River Irt Habitat Workshop 20 December

Posted on December 09, 2016

WTT Conservation Officer Gareth Pedley, along with the West Cumbria Rivers Trust and the EA, are running workshop demonstrating river habitat improvement works such as coppicing and tree laying to create fish cover.

The workshop will take place Tuesday 20 December 9.30am—3.30pm on the River Irt at Gaterigghow, Gosforth 

This event is ideally suited to angling club members and riparian owners who undertake river work.

Natural flood management, woody material and fish movement

Posted on December 07, 2016

Scotland's Centre of Expertise for Waters (CREW) has just published a report, The effect of natural flood management in-stream wood placements on fish movement in Scotland, that provides a review and analysis of information on the passage by fish at wooden obstacles (woody placements), used for flood management.

Click here to view the report. 

WTT contributed to the expert panel that informed the report, through one of its trustees and Argyll Fisheries Trust Senior Biologist, Alan Kettle-White. 

EA Annual Fisheries Report 2015-16

Posted on December 07, 2016

The Environment Agency has just published its 2015-16 Fisheries Report, together with reports from each of its 16 area teams.

The reports highlight ongoing fisheries work in England, including the productivity of WTT's excellent partnership with the Agency across the country. Click here to view both the national and regional reports 

Fish Legal helps wild trout fishery following pollution

Posted on December 02, 2016

Fish Legal has helped the Inler Angling Club in Northern Ireland to start the process of restoring a purely wild trout fishery using compensation money obtained following a 2013 pollution.

This settlement is a very good example of how a wild trout fishery can claim compensation from a polluter and use the money to improve habitat in the river.

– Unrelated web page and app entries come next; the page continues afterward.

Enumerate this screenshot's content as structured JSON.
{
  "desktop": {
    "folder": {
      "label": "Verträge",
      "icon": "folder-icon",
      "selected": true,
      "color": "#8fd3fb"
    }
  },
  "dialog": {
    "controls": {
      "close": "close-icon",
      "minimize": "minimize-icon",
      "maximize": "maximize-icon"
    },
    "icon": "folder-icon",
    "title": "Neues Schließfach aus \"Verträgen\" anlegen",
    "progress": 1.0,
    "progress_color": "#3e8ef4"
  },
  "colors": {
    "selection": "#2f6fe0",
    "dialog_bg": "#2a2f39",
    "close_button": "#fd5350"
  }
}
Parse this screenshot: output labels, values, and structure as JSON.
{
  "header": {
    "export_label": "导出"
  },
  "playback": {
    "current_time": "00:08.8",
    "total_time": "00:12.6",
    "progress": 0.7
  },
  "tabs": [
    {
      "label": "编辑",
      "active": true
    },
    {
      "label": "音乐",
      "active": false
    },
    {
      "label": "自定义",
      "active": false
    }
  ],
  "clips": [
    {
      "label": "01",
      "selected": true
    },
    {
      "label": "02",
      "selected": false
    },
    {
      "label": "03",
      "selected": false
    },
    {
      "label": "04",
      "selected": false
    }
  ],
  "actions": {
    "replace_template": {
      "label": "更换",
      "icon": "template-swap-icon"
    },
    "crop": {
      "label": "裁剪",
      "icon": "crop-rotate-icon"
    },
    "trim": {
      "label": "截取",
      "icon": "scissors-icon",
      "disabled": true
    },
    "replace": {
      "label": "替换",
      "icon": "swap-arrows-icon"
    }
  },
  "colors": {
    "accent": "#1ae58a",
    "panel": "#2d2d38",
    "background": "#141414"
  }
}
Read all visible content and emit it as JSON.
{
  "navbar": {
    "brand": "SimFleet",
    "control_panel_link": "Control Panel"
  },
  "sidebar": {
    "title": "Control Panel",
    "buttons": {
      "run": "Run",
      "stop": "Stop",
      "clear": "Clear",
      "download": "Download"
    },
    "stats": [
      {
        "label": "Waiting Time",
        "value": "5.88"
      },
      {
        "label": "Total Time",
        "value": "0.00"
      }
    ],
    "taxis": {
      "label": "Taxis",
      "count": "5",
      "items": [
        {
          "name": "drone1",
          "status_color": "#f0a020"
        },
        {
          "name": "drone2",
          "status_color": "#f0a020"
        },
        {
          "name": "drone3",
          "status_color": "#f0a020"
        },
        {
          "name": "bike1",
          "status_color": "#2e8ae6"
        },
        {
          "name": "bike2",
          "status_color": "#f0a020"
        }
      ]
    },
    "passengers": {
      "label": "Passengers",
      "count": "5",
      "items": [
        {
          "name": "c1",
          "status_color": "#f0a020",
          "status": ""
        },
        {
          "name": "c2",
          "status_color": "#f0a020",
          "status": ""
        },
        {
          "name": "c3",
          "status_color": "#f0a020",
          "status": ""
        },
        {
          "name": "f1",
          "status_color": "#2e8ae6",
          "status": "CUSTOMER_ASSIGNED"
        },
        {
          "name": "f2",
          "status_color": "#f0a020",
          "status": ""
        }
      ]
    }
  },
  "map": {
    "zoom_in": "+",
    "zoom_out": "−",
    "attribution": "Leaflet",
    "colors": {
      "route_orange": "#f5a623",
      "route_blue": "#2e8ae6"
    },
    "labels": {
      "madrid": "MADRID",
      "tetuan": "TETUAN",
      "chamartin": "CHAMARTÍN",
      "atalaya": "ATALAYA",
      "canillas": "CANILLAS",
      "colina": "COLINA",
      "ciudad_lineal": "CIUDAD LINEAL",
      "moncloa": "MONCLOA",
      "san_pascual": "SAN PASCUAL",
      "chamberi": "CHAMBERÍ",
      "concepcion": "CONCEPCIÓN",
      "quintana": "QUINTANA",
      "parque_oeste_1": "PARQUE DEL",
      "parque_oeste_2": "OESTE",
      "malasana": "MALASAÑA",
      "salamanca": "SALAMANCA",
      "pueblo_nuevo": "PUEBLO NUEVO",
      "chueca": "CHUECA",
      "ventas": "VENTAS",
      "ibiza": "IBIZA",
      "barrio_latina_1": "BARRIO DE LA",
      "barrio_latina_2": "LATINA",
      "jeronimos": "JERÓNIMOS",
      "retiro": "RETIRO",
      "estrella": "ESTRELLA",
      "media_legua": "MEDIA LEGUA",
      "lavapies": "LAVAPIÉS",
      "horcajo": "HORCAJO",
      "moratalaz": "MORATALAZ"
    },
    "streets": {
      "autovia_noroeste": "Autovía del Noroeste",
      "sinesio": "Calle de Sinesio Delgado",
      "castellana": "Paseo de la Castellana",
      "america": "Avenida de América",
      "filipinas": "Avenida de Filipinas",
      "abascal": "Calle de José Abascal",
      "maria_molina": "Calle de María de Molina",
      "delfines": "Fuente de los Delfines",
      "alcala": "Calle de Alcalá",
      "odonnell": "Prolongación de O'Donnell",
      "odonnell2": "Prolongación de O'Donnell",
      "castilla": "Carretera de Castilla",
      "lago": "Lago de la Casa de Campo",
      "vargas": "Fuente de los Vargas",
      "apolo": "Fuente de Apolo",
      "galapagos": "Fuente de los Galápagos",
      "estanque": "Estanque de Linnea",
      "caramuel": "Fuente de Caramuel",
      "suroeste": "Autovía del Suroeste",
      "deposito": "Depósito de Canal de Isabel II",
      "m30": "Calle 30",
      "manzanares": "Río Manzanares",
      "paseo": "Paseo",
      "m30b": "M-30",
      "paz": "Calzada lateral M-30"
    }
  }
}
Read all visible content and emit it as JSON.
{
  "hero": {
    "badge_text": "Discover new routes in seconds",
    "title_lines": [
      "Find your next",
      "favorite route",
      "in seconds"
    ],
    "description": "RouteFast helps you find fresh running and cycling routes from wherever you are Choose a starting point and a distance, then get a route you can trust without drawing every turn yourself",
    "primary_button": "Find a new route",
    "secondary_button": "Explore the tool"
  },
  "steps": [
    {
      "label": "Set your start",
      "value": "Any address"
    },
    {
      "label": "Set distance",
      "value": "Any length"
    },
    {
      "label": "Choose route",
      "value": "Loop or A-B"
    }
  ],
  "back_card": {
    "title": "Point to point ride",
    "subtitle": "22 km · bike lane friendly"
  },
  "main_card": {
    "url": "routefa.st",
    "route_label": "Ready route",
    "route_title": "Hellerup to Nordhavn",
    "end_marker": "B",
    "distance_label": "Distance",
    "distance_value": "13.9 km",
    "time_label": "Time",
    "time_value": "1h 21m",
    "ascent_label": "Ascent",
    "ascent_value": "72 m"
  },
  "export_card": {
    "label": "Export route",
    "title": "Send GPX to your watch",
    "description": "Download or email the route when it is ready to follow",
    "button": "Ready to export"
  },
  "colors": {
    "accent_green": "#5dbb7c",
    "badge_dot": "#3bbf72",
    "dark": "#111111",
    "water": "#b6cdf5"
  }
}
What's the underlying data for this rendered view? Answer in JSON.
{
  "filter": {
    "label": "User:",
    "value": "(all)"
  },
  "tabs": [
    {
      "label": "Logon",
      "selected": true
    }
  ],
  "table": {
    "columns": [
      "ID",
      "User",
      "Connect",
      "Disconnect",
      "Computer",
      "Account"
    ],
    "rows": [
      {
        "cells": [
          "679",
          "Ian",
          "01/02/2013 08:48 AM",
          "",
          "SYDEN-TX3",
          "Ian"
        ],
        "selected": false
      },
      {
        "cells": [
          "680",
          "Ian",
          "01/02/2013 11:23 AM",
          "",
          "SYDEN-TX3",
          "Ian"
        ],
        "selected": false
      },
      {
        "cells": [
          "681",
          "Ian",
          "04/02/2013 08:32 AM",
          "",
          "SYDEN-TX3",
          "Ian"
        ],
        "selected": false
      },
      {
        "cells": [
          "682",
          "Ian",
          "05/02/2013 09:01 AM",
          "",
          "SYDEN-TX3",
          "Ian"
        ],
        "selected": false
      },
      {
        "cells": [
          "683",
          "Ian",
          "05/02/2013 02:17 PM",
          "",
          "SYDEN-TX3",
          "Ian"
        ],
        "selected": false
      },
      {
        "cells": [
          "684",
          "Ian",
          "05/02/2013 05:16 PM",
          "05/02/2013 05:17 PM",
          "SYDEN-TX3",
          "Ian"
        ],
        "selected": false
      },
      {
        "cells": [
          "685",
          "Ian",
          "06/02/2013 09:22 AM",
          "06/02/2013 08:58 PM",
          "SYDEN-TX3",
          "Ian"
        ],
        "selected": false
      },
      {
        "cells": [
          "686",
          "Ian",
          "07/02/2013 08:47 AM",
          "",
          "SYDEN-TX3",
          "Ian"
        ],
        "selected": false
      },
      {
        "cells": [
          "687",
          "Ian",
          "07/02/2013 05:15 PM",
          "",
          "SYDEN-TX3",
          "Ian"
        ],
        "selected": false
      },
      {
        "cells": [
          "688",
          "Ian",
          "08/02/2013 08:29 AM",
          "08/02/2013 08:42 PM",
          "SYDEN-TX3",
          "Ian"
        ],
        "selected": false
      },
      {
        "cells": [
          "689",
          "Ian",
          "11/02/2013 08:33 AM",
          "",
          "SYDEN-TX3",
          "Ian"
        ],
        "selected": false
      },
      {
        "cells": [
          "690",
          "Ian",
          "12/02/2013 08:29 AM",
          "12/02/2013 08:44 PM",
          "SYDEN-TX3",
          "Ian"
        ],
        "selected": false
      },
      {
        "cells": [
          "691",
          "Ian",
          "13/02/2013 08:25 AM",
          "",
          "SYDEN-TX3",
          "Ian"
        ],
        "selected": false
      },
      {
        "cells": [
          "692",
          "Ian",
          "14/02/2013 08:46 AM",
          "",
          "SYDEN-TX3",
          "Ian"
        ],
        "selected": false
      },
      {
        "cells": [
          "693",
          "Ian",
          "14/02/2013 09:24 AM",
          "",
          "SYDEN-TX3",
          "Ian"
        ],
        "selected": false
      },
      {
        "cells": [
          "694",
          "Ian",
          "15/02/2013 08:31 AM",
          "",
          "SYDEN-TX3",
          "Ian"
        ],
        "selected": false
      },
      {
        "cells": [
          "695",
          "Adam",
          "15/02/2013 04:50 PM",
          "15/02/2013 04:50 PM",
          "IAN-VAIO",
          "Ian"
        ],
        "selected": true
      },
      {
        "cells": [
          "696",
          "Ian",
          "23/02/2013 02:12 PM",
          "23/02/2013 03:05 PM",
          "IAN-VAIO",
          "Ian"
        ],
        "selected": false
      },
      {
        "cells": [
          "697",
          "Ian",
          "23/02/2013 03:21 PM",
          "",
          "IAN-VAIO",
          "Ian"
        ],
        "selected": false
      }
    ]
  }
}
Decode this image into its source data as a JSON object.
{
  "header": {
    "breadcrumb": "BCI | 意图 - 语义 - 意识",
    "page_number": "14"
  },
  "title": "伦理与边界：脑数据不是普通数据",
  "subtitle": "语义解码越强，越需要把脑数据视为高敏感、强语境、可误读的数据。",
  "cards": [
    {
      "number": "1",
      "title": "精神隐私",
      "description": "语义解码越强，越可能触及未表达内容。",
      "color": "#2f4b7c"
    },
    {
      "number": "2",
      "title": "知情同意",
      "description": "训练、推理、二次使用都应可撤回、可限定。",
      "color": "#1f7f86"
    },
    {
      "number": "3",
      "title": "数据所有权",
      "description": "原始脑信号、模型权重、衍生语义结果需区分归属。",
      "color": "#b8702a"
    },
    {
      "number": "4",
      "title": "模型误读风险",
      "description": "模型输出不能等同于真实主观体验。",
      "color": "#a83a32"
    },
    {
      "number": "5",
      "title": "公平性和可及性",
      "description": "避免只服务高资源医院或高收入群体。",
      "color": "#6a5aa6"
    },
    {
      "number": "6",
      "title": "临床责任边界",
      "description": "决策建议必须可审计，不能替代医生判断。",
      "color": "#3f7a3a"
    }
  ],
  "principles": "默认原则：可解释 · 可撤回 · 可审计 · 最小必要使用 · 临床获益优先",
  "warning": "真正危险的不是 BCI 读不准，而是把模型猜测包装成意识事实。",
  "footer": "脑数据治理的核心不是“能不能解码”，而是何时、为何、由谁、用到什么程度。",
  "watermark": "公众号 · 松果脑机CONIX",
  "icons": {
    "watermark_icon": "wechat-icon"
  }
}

The Inler Angling Club received an Advisory Visit from the Wild Trout Trust earlier this year.

Alastair Driver joins WTT’s Advisors

Posted on December 01, 2016

At WTT, we strive to ensure that we employ staff of immense quality, expertise and knowledge. But, they can’t know it all, so we have a group of experts in their fields who advise, independently and pro bono, on a range of issues.We are absolutely delighted to announce that Prof Alastair Driver, recently retired as National Biodiversity Manager with the Environment Agency and an acknowledged expert in a wide range of conservation and ecological disciplines, has joined that team. Alastair will bring us his vast experience and expertise in catchment management and restoration and specific areas of ‘above-water’ conservation e.g. otters and water voles.In addition to his voluntary work with WTT and several other NGOs, and his professorial role at Exeter University, Alastair is now getting stuck into planning a new professional life as a consultant specialising in catchment restoration.

WTT’s Advisory Team

Prof Alastair Driver joins an awesome team, giving freely of their time and expertise to WTT:

Ron Holloway

Posted on November 24, 2016

Ron Holloway

We are very sorry to report the death of Ron Holloway today. He is a great loss to the world of trout conservation and will be sorely missed. Our condolences go to his family and his large network of friends.

Just a few days before he died, WTT Director Shaun Leonard presented Ron with the Bernard Venables Award. This is the news item that announced that award: 

Ron Holloway is greatly respected in the world of wild trout fishery management. He keepered the Martyr Worthy fishery on the Itchen for 34 years and visited other fisheries, across the world, to offer his experience and bring back to the UK what he’d learned, especially in North America. In the mid-80s, he was extolling and practising ideas that are the bedrock of today’s fishery management: Ron spoke of the need for holistic catchment management and used woody debris to create cover and habitat diversity in his own river. His first book, You Should Have Been Here Last Thursday, outlined his thinking and tales from decades on and in his river. Ron has influenced and inspired many of today’s riverkeepers and activists for our rivers and their trout, including lots of students (and staff) at Sparsholt. He was a founding father of the Wild Trout Society, the progenitor of the Wild Trout Trust.